The lines to copy are those in the records below that hold the word "Mesh".

####

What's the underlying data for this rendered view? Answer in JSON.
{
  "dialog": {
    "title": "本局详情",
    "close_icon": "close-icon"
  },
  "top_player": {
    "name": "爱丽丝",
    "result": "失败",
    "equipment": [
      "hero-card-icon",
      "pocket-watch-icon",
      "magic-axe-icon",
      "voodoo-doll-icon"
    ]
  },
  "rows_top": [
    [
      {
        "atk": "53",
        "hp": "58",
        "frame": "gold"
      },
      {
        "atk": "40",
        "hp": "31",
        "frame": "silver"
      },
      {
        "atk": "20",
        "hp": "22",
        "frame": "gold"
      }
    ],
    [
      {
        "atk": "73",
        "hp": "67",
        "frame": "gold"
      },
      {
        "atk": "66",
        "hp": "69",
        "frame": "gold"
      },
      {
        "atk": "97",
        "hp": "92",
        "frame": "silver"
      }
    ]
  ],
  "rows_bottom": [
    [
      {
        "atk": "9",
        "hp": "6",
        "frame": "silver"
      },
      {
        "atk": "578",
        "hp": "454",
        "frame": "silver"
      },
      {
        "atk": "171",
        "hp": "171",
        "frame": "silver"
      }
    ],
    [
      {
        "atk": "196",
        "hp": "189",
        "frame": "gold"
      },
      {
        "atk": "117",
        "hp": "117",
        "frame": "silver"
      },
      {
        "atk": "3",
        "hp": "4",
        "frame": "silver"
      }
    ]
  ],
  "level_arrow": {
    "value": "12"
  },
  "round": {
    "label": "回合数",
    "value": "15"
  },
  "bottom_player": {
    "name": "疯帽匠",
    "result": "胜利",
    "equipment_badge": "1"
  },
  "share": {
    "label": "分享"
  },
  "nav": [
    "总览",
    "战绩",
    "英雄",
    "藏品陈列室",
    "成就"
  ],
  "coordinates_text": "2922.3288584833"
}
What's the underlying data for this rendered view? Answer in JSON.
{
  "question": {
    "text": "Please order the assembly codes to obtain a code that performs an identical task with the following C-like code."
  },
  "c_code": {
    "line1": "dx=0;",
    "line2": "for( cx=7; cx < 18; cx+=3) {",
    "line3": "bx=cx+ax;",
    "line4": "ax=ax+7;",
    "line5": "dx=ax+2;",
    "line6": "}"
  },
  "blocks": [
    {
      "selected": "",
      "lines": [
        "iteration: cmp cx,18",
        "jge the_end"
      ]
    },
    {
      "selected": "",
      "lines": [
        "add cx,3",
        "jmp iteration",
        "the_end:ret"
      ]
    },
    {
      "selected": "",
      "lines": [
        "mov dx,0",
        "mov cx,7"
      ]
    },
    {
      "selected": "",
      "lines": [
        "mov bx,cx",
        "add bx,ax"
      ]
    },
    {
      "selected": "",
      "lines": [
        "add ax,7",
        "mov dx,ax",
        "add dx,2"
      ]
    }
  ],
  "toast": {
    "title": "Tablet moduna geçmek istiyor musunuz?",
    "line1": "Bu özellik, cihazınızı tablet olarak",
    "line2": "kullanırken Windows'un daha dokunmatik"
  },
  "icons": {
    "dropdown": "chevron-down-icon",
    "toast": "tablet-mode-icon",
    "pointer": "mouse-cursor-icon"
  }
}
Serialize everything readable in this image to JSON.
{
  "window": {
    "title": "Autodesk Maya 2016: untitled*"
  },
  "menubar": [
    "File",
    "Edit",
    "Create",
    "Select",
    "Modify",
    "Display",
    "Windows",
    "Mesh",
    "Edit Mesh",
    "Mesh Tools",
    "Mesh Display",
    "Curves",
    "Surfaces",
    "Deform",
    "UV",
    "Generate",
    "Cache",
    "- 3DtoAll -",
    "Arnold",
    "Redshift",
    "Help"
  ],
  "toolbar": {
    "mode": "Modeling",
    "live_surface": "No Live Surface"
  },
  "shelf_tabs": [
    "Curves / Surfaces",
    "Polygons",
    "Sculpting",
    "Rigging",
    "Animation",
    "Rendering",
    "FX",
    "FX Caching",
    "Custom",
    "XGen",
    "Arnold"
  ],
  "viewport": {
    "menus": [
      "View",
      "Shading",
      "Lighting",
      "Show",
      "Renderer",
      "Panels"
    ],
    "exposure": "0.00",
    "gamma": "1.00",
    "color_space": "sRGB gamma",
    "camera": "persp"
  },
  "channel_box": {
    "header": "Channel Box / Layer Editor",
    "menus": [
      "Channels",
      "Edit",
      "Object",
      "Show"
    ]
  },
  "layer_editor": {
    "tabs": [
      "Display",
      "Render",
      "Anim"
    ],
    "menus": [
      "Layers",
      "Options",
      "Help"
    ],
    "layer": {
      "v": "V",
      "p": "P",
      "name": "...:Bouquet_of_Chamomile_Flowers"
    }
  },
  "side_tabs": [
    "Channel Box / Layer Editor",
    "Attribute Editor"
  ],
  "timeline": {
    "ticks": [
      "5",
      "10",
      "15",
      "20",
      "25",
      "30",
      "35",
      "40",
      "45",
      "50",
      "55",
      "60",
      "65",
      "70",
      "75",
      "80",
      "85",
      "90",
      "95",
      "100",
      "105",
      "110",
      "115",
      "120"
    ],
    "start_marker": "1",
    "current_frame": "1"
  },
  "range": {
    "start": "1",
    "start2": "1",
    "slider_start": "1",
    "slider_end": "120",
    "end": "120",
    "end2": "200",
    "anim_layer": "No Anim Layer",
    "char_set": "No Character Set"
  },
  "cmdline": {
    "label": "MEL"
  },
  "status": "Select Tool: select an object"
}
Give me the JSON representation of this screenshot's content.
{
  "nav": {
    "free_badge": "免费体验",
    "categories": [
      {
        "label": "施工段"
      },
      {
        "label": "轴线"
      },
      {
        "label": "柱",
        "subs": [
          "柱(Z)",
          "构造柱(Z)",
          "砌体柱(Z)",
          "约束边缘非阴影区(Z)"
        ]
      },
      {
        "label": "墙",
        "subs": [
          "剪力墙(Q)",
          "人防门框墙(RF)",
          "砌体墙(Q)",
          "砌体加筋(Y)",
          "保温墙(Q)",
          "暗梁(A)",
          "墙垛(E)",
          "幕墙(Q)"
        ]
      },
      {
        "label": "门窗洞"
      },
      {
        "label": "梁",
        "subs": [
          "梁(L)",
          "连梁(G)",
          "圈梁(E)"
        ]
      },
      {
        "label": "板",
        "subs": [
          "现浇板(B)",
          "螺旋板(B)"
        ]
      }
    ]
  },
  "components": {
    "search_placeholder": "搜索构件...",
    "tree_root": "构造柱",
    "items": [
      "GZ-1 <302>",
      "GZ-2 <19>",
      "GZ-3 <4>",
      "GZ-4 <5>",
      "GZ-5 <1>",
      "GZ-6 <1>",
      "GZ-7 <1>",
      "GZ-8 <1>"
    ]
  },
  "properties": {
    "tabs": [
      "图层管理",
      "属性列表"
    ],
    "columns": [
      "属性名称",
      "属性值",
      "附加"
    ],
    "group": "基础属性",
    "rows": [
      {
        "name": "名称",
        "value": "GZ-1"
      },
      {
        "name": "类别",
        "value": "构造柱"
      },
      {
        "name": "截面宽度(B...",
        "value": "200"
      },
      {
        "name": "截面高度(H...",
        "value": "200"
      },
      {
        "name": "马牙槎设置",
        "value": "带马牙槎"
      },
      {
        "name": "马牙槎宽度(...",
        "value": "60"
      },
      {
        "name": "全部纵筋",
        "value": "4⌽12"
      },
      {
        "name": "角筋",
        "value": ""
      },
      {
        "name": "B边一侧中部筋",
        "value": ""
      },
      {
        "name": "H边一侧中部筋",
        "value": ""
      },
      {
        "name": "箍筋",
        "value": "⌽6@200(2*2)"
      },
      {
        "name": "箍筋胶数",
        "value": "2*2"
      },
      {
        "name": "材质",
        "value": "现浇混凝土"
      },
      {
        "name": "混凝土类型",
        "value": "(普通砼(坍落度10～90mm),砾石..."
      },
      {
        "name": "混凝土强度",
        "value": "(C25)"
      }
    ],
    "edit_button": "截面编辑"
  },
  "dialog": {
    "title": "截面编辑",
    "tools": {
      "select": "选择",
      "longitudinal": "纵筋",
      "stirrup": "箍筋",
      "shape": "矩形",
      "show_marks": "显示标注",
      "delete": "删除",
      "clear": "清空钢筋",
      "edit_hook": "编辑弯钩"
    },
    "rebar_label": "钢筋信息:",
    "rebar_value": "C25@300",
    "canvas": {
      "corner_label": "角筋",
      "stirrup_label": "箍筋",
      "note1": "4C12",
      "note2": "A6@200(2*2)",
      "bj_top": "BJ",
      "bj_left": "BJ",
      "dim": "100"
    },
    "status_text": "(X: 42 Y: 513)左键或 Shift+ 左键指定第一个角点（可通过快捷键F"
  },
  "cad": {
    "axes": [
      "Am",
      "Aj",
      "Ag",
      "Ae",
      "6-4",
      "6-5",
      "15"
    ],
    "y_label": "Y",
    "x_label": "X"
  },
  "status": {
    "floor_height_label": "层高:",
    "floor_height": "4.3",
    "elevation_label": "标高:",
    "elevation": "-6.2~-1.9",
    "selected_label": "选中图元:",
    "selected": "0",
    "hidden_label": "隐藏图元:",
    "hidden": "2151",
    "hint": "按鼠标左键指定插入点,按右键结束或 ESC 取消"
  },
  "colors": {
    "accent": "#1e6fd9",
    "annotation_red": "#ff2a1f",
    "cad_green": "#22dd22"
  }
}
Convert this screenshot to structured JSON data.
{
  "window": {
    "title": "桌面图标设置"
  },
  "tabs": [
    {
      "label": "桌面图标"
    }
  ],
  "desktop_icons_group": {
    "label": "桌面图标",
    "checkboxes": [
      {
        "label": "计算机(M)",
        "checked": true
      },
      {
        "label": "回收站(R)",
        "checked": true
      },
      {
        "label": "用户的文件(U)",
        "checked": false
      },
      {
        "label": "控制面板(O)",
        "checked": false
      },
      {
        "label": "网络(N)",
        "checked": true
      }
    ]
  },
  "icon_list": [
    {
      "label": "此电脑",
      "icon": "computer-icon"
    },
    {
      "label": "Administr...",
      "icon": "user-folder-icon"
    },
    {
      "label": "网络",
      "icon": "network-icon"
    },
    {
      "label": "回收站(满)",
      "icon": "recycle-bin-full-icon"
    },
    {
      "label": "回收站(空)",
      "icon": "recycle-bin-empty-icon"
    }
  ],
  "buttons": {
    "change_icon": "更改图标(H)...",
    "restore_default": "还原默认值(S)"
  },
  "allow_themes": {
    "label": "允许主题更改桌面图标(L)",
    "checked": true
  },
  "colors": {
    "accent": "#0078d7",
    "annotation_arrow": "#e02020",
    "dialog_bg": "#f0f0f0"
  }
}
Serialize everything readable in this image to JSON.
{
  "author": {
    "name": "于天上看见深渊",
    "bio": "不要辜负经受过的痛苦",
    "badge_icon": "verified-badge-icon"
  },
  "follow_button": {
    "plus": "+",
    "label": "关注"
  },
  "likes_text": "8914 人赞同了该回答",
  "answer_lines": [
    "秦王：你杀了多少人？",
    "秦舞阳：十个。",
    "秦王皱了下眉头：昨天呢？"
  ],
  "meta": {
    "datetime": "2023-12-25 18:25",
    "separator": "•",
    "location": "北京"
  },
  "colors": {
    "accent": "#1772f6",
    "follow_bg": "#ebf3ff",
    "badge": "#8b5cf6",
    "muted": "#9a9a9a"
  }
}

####

▸ **WRITTEN SOLUTION**:
    "Mesh",
    "Edit Mesh",
    "Mesh Tools",
    "Mesh Display",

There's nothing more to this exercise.